* **What the exercise asks**:
Only the lines that include "Medewerkers" should be copied from the data below.

Extracted material: Begin

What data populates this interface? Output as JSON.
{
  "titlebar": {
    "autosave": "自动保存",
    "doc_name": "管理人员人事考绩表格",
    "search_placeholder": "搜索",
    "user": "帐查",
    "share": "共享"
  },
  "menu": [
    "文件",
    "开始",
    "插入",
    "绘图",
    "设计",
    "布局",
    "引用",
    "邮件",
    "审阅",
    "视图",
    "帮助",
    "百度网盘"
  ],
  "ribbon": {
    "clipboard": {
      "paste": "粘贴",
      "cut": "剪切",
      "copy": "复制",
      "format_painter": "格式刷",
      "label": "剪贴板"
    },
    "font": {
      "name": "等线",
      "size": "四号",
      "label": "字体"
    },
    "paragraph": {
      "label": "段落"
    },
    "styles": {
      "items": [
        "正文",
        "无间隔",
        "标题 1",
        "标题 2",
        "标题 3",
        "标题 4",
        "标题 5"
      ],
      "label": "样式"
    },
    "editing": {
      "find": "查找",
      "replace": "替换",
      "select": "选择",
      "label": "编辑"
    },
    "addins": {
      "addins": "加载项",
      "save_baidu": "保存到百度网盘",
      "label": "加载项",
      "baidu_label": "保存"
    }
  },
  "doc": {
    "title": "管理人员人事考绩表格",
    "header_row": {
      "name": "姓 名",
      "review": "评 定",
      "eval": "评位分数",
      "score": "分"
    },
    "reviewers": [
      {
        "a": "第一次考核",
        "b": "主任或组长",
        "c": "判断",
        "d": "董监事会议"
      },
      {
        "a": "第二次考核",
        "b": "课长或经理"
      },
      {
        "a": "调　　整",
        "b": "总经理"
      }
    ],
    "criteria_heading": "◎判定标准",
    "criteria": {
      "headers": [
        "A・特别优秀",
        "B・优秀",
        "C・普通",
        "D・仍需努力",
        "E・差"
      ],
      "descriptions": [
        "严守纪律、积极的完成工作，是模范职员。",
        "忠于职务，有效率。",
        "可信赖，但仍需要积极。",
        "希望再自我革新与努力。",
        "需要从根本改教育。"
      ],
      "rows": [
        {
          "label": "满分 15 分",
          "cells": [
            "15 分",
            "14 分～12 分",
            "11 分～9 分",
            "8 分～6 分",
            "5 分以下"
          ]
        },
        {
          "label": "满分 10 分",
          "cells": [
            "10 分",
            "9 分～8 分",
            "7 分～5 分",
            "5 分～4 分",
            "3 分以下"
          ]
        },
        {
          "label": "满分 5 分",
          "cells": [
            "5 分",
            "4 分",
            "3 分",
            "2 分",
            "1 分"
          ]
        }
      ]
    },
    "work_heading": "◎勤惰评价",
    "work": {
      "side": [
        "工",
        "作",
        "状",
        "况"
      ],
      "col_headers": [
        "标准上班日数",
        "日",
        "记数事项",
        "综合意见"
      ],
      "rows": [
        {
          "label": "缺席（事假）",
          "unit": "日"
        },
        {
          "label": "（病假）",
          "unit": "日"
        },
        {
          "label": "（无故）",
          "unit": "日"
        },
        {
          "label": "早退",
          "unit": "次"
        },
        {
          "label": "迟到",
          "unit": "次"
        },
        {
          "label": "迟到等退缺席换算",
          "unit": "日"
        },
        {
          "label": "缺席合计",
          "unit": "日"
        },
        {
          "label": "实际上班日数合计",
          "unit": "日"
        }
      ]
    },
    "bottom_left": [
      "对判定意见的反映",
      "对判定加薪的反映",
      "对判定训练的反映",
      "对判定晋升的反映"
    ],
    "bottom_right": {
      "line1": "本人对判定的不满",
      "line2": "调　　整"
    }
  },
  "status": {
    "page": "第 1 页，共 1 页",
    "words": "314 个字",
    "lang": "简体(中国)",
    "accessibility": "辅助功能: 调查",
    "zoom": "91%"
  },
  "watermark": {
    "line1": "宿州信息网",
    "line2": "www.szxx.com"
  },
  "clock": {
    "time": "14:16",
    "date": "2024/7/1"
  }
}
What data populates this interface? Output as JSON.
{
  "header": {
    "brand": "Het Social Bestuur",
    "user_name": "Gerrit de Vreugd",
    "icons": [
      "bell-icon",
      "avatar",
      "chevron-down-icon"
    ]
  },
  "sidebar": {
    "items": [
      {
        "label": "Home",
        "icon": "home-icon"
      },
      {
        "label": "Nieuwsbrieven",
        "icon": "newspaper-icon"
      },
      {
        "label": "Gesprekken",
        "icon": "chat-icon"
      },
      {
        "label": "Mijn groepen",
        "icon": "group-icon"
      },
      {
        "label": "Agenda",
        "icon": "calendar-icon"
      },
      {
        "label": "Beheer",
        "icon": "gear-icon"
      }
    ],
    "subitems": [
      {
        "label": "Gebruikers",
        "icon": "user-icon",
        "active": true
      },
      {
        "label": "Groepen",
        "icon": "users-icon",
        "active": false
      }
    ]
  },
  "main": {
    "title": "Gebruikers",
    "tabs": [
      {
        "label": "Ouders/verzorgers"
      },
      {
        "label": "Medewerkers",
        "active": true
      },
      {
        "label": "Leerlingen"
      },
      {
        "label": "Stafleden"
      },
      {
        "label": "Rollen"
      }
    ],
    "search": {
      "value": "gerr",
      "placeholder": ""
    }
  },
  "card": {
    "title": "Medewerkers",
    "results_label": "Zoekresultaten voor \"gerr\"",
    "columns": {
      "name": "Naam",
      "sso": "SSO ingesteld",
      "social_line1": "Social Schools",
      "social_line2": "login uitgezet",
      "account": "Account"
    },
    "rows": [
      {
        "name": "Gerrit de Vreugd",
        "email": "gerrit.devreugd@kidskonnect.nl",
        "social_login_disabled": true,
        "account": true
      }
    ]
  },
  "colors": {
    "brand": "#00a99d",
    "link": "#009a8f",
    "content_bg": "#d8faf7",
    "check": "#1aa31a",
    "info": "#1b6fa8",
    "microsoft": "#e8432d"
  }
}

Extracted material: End

* **Solved problem**:
        "label": "Medewerkers",
    "title": "Medewerkers",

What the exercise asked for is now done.